§ Given records
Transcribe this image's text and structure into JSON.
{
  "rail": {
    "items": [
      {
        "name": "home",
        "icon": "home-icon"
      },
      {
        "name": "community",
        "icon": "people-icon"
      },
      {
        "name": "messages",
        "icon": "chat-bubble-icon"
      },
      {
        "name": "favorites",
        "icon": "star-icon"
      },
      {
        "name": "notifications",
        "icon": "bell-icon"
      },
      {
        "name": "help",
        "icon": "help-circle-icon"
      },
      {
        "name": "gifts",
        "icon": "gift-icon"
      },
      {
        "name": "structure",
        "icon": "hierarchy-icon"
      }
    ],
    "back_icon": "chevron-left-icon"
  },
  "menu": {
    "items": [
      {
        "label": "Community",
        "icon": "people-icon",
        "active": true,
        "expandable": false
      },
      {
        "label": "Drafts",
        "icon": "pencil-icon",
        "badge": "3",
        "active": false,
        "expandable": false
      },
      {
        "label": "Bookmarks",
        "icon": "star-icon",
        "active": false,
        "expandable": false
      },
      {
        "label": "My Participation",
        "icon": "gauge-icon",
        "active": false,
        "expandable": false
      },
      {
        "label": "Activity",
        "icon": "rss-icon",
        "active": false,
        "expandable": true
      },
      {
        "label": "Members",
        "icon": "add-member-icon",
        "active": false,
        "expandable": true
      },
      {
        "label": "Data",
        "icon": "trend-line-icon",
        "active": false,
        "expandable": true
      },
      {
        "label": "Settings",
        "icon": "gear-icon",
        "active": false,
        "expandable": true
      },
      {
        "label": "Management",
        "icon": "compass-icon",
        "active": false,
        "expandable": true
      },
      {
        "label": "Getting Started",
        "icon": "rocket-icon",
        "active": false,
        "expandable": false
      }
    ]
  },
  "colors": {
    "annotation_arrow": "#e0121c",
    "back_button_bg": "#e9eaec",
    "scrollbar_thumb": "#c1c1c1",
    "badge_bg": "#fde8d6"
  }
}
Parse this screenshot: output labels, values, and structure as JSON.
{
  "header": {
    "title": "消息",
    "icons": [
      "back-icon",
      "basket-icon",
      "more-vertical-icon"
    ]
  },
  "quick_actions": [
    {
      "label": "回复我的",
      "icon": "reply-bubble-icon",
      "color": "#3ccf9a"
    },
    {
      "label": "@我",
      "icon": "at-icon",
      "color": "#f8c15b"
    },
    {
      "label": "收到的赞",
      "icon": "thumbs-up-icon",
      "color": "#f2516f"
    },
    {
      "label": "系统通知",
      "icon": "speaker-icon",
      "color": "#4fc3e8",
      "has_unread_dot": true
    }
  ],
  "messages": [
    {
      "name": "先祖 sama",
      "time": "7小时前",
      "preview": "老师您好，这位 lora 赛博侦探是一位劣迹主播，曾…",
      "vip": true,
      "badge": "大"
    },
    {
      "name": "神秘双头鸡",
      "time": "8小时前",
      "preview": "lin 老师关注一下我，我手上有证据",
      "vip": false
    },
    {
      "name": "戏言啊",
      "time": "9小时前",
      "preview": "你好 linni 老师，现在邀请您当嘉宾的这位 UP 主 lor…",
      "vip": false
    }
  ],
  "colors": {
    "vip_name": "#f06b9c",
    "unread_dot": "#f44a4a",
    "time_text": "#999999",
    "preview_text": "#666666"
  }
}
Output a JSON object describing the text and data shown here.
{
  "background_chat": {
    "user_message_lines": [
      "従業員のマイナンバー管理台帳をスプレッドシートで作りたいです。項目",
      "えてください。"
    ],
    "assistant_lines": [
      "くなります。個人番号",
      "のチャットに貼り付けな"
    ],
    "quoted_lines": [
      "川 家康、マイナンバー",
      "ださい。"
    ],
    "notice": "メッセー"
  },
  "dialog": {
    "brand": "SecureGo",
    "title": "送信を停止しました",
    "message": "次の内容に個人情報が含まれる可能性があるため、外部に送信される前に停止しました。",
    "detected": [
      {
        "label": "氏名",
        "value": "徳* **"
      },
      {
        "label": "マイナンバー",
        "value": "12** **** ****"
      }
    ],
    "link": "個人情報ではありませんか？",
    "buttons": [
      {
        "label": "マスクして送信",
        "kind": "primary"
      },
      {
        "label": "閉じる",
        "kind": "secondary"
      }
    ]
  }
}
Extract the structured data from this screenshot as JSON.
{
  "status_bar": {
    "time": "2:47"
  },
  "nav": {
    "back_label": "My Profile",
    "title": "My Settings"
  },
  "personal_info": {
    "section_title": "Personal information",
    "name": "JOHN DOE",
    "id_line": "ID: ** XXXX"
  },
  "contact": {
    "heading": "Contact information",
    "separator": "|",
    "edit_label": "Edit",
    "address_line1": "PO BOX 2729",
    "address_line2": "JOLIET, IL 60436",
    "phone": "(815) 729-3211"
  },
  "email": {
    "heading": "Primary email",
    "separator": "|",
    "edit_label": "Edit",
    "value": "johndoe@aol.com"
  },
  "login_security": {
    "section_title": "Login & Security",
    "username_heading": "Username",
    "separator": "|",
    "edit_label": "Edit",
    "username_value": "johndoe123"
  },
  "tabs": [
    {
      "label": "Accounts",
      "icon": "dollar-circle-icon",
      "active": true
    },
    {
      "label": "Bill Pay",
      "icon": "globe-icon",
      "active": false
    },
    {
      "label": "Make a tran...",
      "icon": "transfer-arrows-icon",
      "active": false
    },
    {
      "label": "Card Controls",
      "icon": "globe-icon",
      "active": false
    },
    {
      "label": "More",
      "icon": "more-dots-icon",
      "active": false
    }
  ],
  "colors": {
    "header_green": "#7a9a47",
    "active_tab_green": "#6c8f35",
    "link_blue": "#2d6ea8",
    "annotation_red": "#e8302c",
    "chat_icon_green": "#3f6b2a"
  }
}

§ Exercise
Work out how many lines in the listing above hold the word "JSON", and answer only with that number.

§ Answer for this exercise
4